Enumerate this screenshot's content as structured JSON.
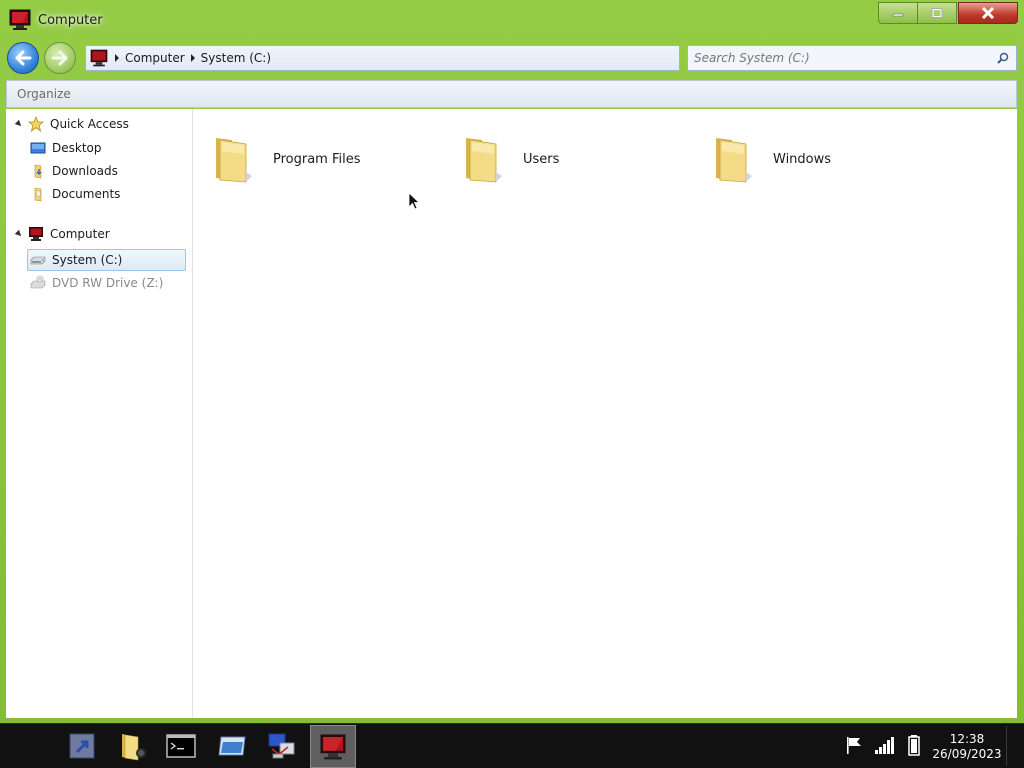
{
  "window": {
    "title": "Computer"
  },
  "navigation": {
    "breadcrumb": [
      "Computer",
      "System (C:)"
    ],
    "search_placeholder": "Search System (C:)"
  },
  "toolbar": {
    "organize_label": "Organize"
  },
  "sidebar": {
    "quick_access": {
      "label": "Quick Access",
      "items": [
        "Desktop",
        "Downloads",
        "Documents"
      ]
    },
    "computer": {
      "label": "Computer",
      "items": [
        {
          "label": "System (C:)",
          "selected": true
        },
        {
          "label": "DVD RW Drive (Z:)",
          "selected": false
        }
      ]
    }
  },
  "folders": [
    "Program Files",
    "Users",
    "Windows"
  ],
  "taskbar": {
    "apps": [
      "pointer-app-icon",
      "file-manager-icon",
      "terminal-icon",
      "window-manager-icon",
      "network-icon",
      "computer-icon"
    ],
    "active_app": "computer-icon",
    "time": "12:38",
    "date": "26/09/2023"
  },
  "colors": {
    "window_frame": "#8ec63f",
    "close_button": "#c0392b",
    "selection": "#dceaf9"
  }
}
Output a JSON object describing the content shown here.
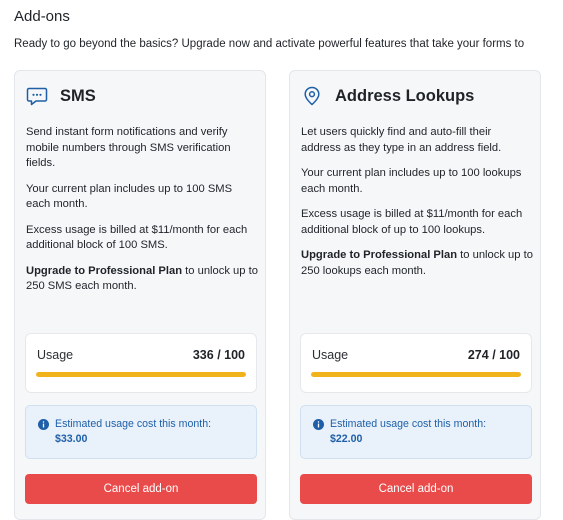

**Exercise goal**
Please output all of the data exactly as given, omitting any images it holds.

**Answer to this exercise**
Enumerate this screenshot's content as structured JSON.
{
  "window": {
    "title": "Computer"
  },
  "navigation": {
    "breadcrumb": [
      "Computer",
      "System (C:)"
    ],
    "search_placeholder": "Search System (C:)"
  },
  "toolbar": {
    "organize_label": "Organize"
  },
  "sidebar": {
    "quick_access": {
      "label": "Quick Access",
      "items": [
        "Desktop",
        "Downloads",
        "Documents"
      ]
    },
    "computer": {
      "label": "Computer",
      "items": [
        {
          "label": "System (C:)",
          "selected": true
        },
        {
          "label": "DVD RW Drive (Z:)",
          "selected": false
        }
      ]
    }
  },
  "folders": [
    "Program Files",
    "Users",
    "Windows"
  ],
  "taskbar": {
    "apps": [
      "pointer-app-icon",
      "file-manager-icon",
      "terminal-icon",
      "window-manager-icon",
      "network-icon",
      "computer-icon"
    ],
    "active_app": "computer-icon",
    "time": "12:38",
    "date": "26/09/2023"
  },
  "colors": {
    "window_frame": "#8ec63f",
    "close_button": "#c0392b",
    "selection": "#dceaf9"
  }
}
Output a JSON object describing the content shown here.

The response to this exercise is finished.